The language contained in agreements being negotiated by the EU through the WTO with their southern counterparts often deliberately diguises real political goals, obscuring the negative economic implications for those countries of the neoliberal agenda.
China and the EU are preparing to launch negotiations for a bilateral investment agreement at the next EU-China Summit this November. The proposed agreement would replace existing bilateral investment treaties between EU member states and China. This is the moment to develop a more balanced international investment framework that would protect the sovereign power of both parties.
The EU's reputation for clean and sustainable energy conceals a dirtier reality, particularly where renewable energy policies and development are driven by corporate interests. Today, nearly two thirds of all “renewable” energy in the EU comes from bio-energy.

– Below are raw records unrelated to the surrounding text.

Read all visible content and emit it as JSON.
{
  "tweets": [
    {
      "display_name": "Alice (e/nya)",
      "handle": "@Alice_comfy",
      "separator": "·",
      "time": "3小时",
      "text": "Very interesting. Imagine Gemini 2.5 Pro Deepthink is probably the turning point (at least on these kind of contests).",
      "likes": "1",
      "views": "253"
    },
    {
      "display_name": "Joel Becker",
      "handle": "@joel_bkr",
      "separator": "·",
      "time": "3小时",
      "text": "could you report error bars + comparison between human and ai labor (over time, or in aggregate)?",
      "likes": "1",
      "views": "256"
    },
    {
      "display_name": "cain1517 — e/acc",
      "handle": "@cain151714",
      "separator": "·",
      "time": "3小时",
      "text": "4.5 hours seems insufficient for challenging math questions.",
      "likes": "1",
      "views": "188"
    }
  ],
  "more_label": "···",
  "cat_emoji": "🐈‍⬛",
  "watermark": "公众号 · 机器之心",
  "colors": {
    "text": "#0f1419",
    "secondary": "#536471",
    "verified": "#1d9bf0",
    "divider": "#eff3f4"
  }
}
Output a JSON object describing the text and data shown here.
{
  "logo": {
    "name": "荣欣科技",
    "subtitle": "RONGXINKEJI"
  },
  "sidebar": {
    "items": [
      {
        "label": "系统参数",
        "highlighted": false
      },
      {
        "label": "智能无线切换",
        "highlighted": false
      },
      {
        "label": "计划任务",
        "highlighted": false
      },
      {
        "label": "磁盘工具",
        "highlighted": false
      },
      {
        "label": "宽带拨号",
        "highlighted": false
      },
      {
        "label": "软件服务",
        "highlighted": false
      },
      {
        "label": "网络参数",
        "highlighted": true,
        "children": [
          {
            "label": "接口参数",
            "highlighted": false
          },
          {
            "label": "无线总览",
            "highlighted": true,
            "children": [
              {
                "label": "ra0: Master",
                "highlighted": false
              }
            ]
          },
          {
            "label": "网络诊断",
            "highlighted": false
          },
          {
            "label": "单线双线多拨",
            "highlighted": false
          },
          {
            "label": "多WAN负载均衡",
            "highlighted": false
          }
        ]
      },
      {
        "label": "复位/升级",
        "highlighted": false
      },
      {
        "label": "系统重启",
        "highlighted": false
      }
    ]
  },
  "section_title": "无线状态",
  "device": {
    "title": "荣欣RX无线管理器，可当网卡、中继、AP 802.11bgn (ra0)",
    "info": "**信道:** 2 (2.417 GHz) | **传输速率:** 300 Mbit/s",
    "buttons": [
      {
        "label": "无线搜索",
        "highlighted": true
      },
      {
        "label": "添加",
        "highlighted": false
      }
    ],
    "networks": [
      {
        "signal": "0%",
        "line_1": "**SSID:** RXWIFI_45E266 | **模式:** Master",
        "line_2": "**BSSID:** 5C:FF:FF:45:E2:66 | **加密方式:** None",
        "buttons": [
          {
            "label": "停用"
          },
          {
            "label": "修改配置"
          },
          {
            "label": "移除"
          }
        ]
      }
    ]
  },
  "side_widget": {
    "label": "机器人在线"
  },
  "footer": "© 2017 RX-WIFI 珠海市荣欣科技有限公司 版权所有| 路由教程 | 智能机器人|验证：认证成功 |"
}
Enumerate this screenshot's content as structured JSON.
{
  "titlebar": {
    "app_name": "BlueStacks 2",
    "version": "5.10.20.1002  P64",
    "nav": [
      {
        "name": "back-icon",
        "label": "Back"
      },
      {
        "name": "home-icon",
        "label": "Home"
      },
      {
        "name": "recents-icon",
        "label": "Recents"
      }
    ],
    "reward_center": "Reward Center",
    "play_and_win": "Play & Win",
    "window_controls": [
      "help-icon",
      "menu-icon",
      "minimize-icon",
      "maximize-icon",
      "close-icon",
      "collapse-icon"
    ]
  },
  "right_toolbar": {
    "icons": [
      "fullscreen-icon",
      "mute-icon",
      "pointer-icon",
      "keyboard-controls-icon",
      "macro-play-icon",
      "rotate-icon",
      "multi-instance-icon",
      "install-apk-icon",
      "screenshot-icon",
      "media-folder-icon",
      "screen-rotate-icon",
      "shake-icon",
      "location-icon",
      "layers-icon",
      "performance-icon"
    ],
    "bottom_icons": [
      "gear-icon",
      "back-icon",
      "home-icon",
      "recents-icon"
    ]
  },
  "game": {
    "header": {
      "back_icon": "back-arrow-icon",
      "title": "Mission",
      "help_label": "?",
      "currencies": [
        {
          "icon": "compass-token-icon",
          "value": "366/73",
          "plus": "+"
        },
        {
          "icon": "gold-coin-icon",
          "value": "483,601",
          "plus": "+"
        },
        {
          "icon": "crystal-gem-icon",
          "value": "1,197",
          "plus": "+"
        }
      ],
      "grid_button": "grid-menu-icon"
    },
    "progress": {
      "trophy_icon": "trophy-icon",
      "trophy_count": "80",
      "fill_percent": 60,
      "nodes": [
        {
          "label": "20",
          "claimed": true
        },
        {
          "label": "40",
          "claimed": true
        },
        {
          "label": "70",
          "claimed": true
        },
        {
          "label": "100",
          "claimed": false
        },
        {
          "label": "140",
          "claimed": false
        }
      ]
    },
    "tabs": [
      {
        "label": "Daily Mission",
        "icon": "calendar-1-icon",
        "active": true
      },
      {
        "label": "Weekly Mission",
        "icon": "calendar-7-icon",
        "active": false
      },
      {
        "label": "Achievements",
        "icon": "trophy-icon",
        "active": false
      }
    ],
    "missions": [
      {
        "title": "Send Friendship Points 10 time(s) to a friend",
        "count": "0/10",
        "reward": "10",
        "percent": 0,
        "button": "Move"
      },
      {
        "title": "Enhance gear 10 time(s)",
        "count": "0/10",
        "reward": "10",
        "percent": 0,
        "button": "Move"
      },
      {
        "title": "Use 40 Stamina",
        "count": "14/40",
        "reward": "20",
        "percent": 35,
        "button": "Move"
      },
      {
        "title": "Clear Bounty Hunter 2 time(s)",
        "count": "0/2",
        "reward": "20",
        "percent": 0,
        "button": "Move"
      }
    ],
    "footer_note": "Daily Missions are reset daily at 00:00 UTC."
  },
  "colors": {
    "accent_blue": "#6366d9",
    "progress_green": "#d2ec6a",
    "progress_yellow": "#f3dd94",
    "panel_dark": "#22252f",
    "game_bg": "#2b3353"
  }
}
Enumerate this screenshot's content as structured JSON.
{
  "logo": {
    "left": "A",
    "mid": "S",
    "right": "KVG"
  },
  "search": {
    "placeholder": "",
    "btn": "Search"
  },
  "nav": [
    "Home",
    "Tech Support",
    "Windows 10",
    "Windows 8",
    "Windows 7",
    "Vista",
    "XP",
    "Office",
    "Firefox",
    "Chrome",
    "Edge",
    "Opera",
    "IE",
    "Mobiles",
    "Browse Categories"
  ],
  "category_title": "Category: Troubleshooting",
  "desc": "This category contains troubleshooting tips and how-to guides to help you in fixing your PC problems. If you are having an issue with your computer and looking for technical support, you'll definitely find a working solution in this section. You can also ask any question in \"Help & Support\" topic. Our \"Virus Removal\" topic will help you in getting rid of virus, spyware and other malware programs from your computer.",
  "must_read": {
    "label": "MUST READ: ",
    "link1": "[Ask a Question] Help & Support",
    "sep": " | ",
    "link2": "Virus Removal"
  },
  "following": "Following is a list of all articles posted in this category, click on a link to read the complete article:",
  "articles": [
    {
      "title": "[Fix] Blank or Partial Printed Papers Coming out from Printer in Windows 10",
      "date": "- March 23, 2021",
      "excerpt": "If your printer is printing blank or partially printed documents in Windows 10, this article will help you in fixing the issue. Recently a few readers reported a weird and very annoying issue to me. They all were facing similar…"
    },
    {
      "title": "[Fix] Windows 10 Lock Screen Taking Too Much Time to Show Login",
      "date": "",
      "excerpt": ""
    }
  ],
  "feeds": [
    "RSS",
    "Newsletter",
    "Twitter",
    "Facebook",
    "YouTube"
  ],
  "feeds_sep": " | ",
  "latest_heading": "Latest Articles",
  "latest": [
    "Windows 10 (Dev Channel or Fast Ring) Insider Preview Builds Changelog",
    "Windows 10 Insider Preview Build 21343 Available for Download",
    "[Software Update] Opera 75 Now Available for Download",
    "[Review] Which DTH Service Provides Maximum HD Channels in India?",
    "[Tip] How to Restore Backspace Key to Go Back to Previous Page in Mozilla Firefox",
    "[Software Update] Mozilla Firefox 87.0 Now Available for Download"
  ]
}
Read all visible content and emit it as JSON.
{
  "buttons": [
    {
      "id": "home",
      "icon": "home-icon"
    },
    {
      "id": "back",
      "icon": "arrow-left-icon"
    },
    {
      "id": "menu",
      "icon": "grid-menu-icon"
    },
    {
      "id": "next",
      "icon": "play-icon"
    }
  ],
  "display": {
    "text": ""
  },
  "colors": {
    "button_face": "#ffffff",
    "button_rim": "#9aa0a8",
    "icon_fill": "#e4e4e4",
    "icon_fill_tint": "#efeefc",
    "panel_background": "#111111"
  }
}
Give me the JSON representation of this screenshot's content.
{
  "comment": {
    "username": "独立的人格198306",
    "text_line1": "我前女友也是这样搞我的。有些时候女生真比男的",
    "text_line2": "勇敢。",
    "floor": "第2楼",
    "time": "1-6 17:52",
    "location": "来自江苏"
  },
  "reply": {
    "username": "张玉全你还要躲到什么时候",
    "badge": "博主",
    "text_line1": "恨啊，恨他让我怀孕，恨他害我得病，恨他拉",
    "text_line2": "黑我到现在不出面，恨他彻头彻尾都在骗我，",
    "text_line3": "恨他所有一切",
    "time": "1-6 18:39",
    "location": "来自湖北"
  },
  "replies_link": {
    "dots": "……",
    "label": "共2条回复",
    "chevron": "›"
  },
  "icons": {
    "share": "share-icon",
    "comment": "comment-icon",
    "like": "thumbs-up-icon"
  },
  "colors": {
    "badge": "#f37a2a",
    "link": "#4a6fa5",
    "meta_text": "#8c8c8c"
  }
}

Although bio-energy appears to provide a sustainable alternative to fossil fuels, there are serious questions about its actual emissions profile, and about environmental and social conflicts which are created or exacerbated by the industrial-scale production of biomass to meet European energy needs.
As the EU starts to negotiate new budgets from 2020 onwards, there is an important opportunity to shape EU security policy and research so that it prioritises human rights, democracy, transparency and equality.
Between 20 and 21 September 2011, 40 ASEAN campaigners and experts met in Manila to share knowledge and experiences, articulate common strategies and discuss alternatives to the current investment regime.